Because large trucks can cause devastating injury in an accident, truck drivers should be as alert as possible to prevent collisions on the road. Given that some truckers go for long drives on highways in Ohio and into other states, it is possible for truck drivers to experience fatigue after a while.
A fatigued trucker is less likely to pay attention to the outside world. Worse, the driver may fall asleep and veer into a collision. The National Safety Council explains different factors that may contribute to a drowsy trucker.
Lack of sleep

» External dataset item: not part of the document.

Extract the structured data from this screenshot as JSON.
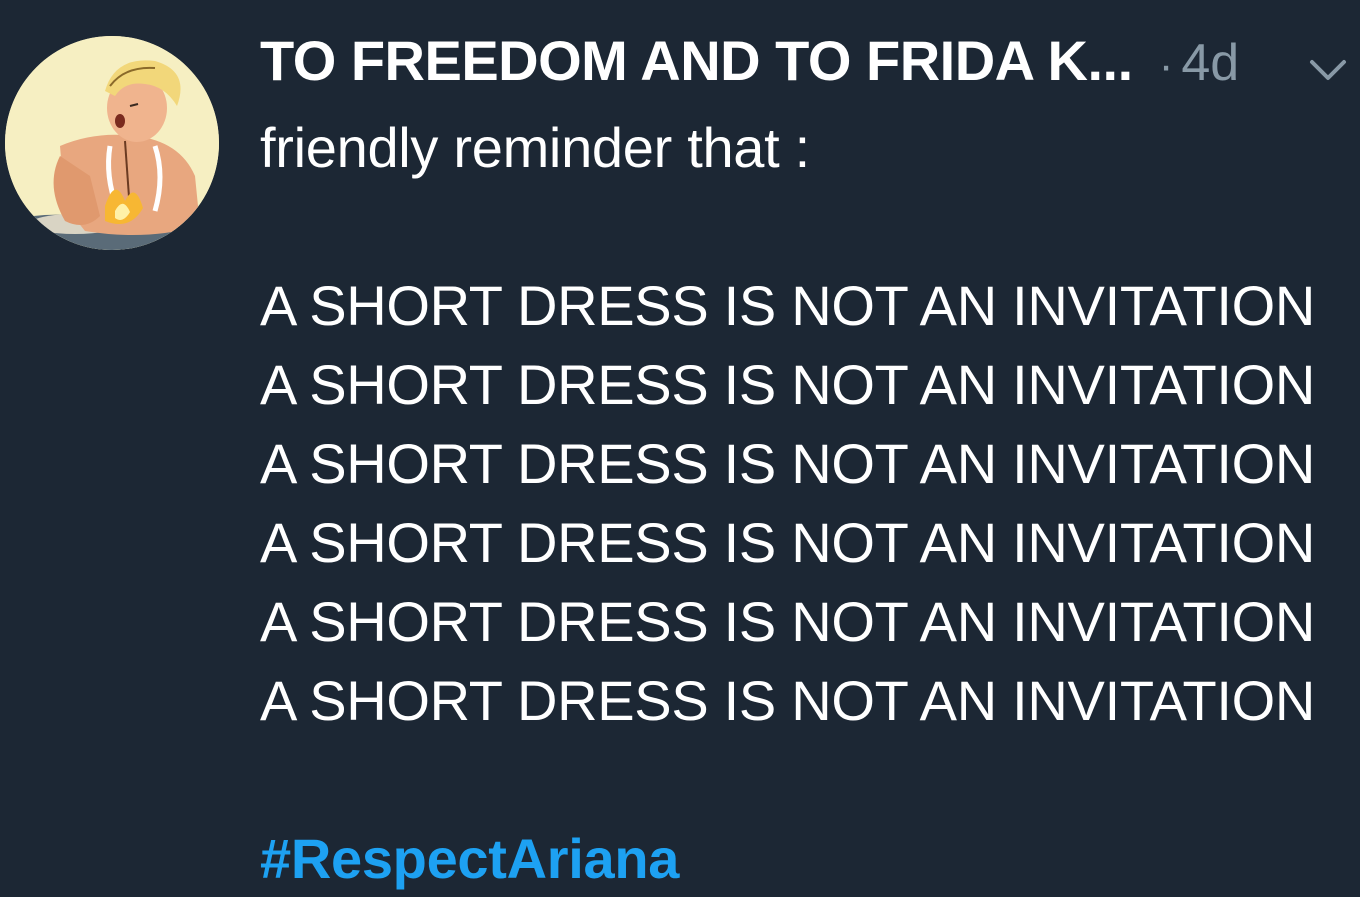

Truck drivers may only get a couple of hours of sleep between shifts, which is often not enough to provide proper refreshment. Even after a brief rest, a trucker is likely to feel tired again after a short while. The National Sleep Foundation suggests that sleeping for at least seven hours should allow for sufficient rest.
Some truckers feel the pressure to make a route in the shortest amount of time. This could be dangerous if a truck driver does not get any rest along the way. Making a stop every couple of hours could offer enough relief to help a trucker stay alert for the rest of the trip. In some instances, truckers stop to catch a nap, so they do not risk falling asleep behind the wheel.
Traveling during unusual periods
If you have a long and active night when you are usually awake during the day, you will probably feel fatigued and have problems concentrating as the evening progresses. This same problem can affect truck drivers. Truckers that choose night shifts might not adjust their sleeping schedules to sleep during the day. This abrupt shift in active hours could result in inattentive and fatigued driving.
In the event you experience a collision with a big truck, the truck driver may be responsible due to insufficient sleep or just carelessness. However, depending on the circumstances, other parties could bear liability for causing an accident and injury.